*PROBLEM DETAILS*. Give back an exact copy of the entries beneath, minus the pictures.

[Collected data]
- Opening Delimiter -
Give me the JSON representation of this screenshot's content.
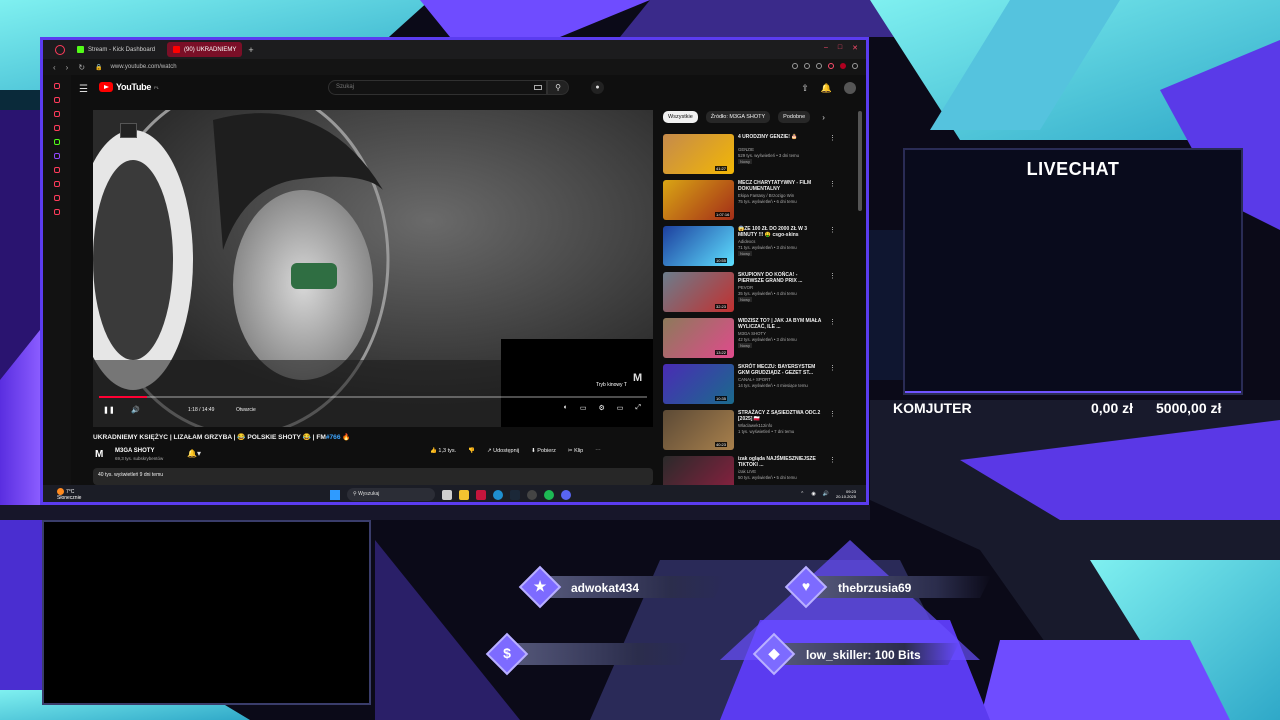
{
  "browser": {
    "tabs": [
      {
        "label": "Stream - Kick Dashboard",
        "active": false,
        "fav_color": "#53fc18"
      },
      {
        "label": "(90) UKRADNIEMY",
        "active": true,
        "fav_color": "#ff0000"
      }
    ],
    "url": "www.youtube.com/watch"
  },
  "youtube": {
    "logo_text": "YouTube",
    "logo_region": "PL",
    "search_placeholder": "Szukaj",
    "player": {
      "time": "1:18 / 14:49",
      "chapter": "Otwarcie",
      "progress_fraction": 0.088,
      "theater_tooltip": "Tryb kinowy",
      "tooltip_key": "T",
      "corner_logo": "M"
    },
    "video": {
      "title": "UKRADNIEMY KSIĘŻYC | LIZAŁAM GRZYBA | 😂 POLSKIE SHOTY 😂 | FM",
      "title_hash": "#766",
      "title_suffix": "🔥",
      "channel": "M3GA SHOTY",
      "subscribers": "69,3 tys. subskrybentów",
      "likes": "1,3 tys.",
      "share": "Udostępnij",
      "download": "Pobierz",
      "clip": "Klip",
      "description": "40 tys. wyświetleń  9 dni temu"
    },
    "chips": [
      "Wszystkie",
      "Źródło: M3GA SHOTY",
      "Podobne"
    ],
    "recommended": [
      {
        "title": "4 URODZINY GENZIE! 🎂",
        "channel": "GENZIE",
        "views": "529 tys. wyświetleń • 3 dni temu",
        "badge": "Nowy",
        "duration": "41:27",
        "color1": "#c58a4b",
        "color2": "#f2b705"
      },
      {
        "title": "MECZ CHARYTATYWNY - FILM DOKUMENTALNY",
        "channel": "Ekipa Fantasy / Brzozigo Win",
        "views": "75 tys. wyświetleń • 6 dni temu",
        "badge": "",
        "duration": "1:07:16",
        "color1": "#d9a514",
        "color2": "#a32d18"
      },
      {
        "title": "😱ZE 100 ZŁ DO 2000 ZŁ W 3 MINUTY !!! 🤑 csgo-skins",
        "channel": "Adidexcs",
        "views": "71 tys. wyświetleń • 3 dni temu",
        "badge": "Nowy",
        "duration": "10:55",
        "color1": "#1d3f9e",
        "color2": "#5ee0ff"
      },
      {
        "title": "SKUPIONY DO KOŃCA! - PIERWSZE GRAND PRIX ...",
        "channel": "PEVOR",
        "views": "35 tys. wyświetleń • 4 dni temu",
        "badge": "Nowy",
        "duration": "32:23",
        "color1": "#6b7d8c",
        "color2": "#c23030"
      },
      {
        "title": "WIDZISZ TO? | JAK JA BYM MIAŁA WYLICZAĆ, ILE ...",
        "channel": "M3GA SHOTY",
        "views": "42 tys. wyświetleń • 3 dni temu",
        "badge": "Nowy",
        "duration": "13:22",
        "color1": "#8c7a5a",
        "color2": "#e04a8c"
      },
      {
        "title": "SKRÓT MECZU: BAYERSYSTEM GKM GRUDZIĄDZ - GEZET ST...",
        "channel": "CANAL+ SPORT",
        "views": "14 tys. wyświetleń • 4 miesiące temu",
        "badge": "",
        "duration": "10:35",
        "color1": "#4a2bb5",
        "color2": "#1a6b8c"
      },
      {
        "title": "STRAŻACY Z SĄSIEDZTWA ODC.2 [2025] 🇵🇱",
        "channel": "Wlaclawek112info",
        "views": "1 tys. wyświetleń • 7 dni temu",
        "badge": "",
        "duration": "40:23",
        "color1": "#5c4a36",
        "color2": "#a8804c"
      },
      {
        "title": "izak ogląda NAJŚMIESZNIEJSZE TIKTOKI ...",
        "channel": "izak LIVE",
        "views": "50 tys. wyświetleń • 5 dni temu",
        "badge": "",
        "duration": "",
        "color1": "#2a2a2a",
        "color2": "#8c2040"
      }
    ]
  },
  "taskbar": {
    "weather_temp": "7°C",
    "weather_desc": "Słonecznie",
    "search": "Wyszukaj",
    "time": "09:23",
    "date": "20.10.2025"
  },
  "overlay": {
    "livechat_title": "LIVECHAT",
    "goal_name": "KOMJUTER",
    "goal_current": "0,00 zł",
    "goal_target": "5000,00 zł",
    "alerts": [
      {
        "symbol": "★",
        "text": "adwokat434"
      },
      {
        "symbol": "♥",
        "text": "thebrzusia69"
      },
      {
        "symbol": "$",
        "text": ""
      },
      {
        "symbol": "◆",
        "text": "low_skiller: 100 Bits"
      }
    ]
  }
}
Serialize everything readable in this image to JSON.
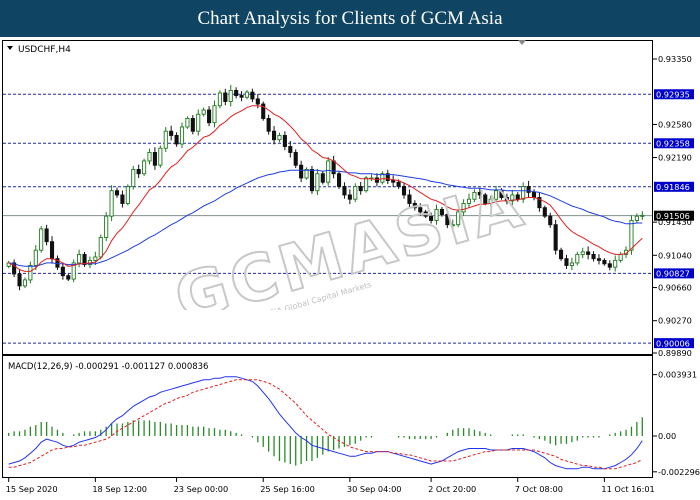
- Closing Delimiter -
*WRITTEN SOLUTION*.
Give me the JSON representation of this screenshot's content.
{
  "browser": {
    "tabs": [
      {
        "label": "Stream - Kick Dashboard",
        "active": false,
        "fav_color": "#53fc18"
      },
      {
        "label": "(90) UKRADNIEMY",
        "active": true,
        "fav_color": "#ff0000"
      }
    ],
    "url": "www.youtube.com/watch"
  },
  "youtube": {
    "logo_text": "YouTube",
    "logo_region": "PL",
    "search_placeholder": "Szukaj",
    "player": {
      "time": "1:18 / 14:49",
      "chapter": "Otwarcie",
      "progress_fraction": 0.088,
      "theater_tooltip": "Tryb kinowy",
      "tooltip_key": "T",
      "corner_logo": "M"
    },
    "video": {
      "title": "UKRADNIEMY KSIĘŻYC | LIZAŁAM GRZYBA | 😂 POLSKIE SHOTY 😂 | FM",
      "title_hash": "#766",
      "title_suffix": "🔥",
      "channel": "M3GA SHOTY",
      "subscribers": "69,3 tys. subskrybentów",
      "likes": "1,3 tys.",
      "share": "Udostępnij",
      "download": "Pobierz",
      "clip": "Klip",
      "description": "40 tys. wyświetleń  9 dni temu"
    },
    "chips": [
      "Wszystkie",
      "Źródło: M3GA SHOTY",
      "Podobne"
    ],
    "recommended": [
      {
        "title": "4 URODZINY GENZIE! 🎂",
        "channel": "GENZIE",
        "views": "529 tys. wyświetleń • 3 dni temu",
        "badge": "Nowy",
        "duration": "41:27",
        "color1": "#c58a4b",
        "color2": "#f2b705"
      },
      {
        "title": "MECZ CHARYTATYWNY - FILM DOKUMENTALNY",
        "channel": "Ekipa Fantasy / Brzozigo Win",
        "views": "75 tys. wyświetleń • 6 dni temu",
        "badge": "",
        "duration": "1:07:16",
        "color1": "#d9a514",
        "color2": "#a32d18"
      },
      {
        "title": "😱ZE 100 ZŁ DO 2000 ZŁ W 3 MINUTY !!! 🤑 csgo-skins",
        "channel": "Adidexcs",
        "views": "71 tys. wyświetleń • 3 dni temu",
        "badge": "Nowy",
        "duration": "10:55",
        "color1": "#1d3f9e",
        "color2": "#5ee0ff"
      },
      {
        "title": "SKUPIONY DO KOŃCA! - PIERWSZE GRAND PRIX ...",
        "channel": "PEVOR",
        "views": "35 tys. wyświetleń • 4 dni temu",
        "badge": "Nowy",
        "duration": "32:23",
        "color1": "#6b7d8c",
        "color2": "#c23030"
      },
      {
        "title": "WIDZISZ TO? | JAK JA BYM MIAŁA WYLICZAĆ, ILE ...",
        "channel": "M3GA SHOTY",
        "views": "42 tys. wyświetleń • 3 dni temu",
        "badge": "Nowy",
        "duration": "13:22",
        "color1": "#8c7a5a",
        "color2": "#e04a8c"
      },
      {
        "title": "SKRÓT MECZU: BAYERSYSTEM GKM GRUDZIĄDZ - GEZET ST...",
        "channel": "CANAL+ SPORT",
        "views": "14 tys. wyświetleń • 4 miesiące temu",
        "badge": "",
        "duration": "10:35",
        "color1": "#4a2bb5",
        "color2": "#1a6b8c"
      },
      {
        "title": "STRAŻACY Z SĄSIEDZTWA ODC.2 [2025] 🇵🇱",
        "channel": "Wlaclawek112info",
        "views": "1 tys. wyświetleń • 7 dni temu",
        "badge": "",
        "duration": "40:23",
        "color1": "#5c4a36",
        "color2": "#a8804c"
      },
      {
        "title": "izak ogląda NAJŚMIESZNIEJSZE TIKTOKI ...",
        "channel": "izak LIVE",
        "views": "50 tys. wyświetleń • 5 dni temu",
        "badge": "",
        "duration": "",
        "color1": "#2a2a2a",
        "color2": "#8c2040"
      }
    ]
  },
  "taskbar": {
    "weather_temp": "7°C",
    "weather_desc": "Słonecznie",
    "search": "Wyszukaj",
    "time": "09:23",
    "date": "20.10.2025"
  },
  "overlay": {
    "livechat_title": "LIVECHAT",
    "goal_name": "KOMJUTER",
    "goal_current": "0,00 zł",
    "goal_target": "5000,00 zł",
    "alerts": [
      {
        "symbol": "★",
        "text": "adwokat434"
      },
      {
        "symbol": "♥",
        "text": "thebrzusia69"
      },
      {
        "symbol": "$",
        "text": ""
      },
      {
        "symbol": "◆",
        "text": "low_skiller: 100 Bits"
      }
    ]
  }
}
Serialize everything readable in this image to JSON.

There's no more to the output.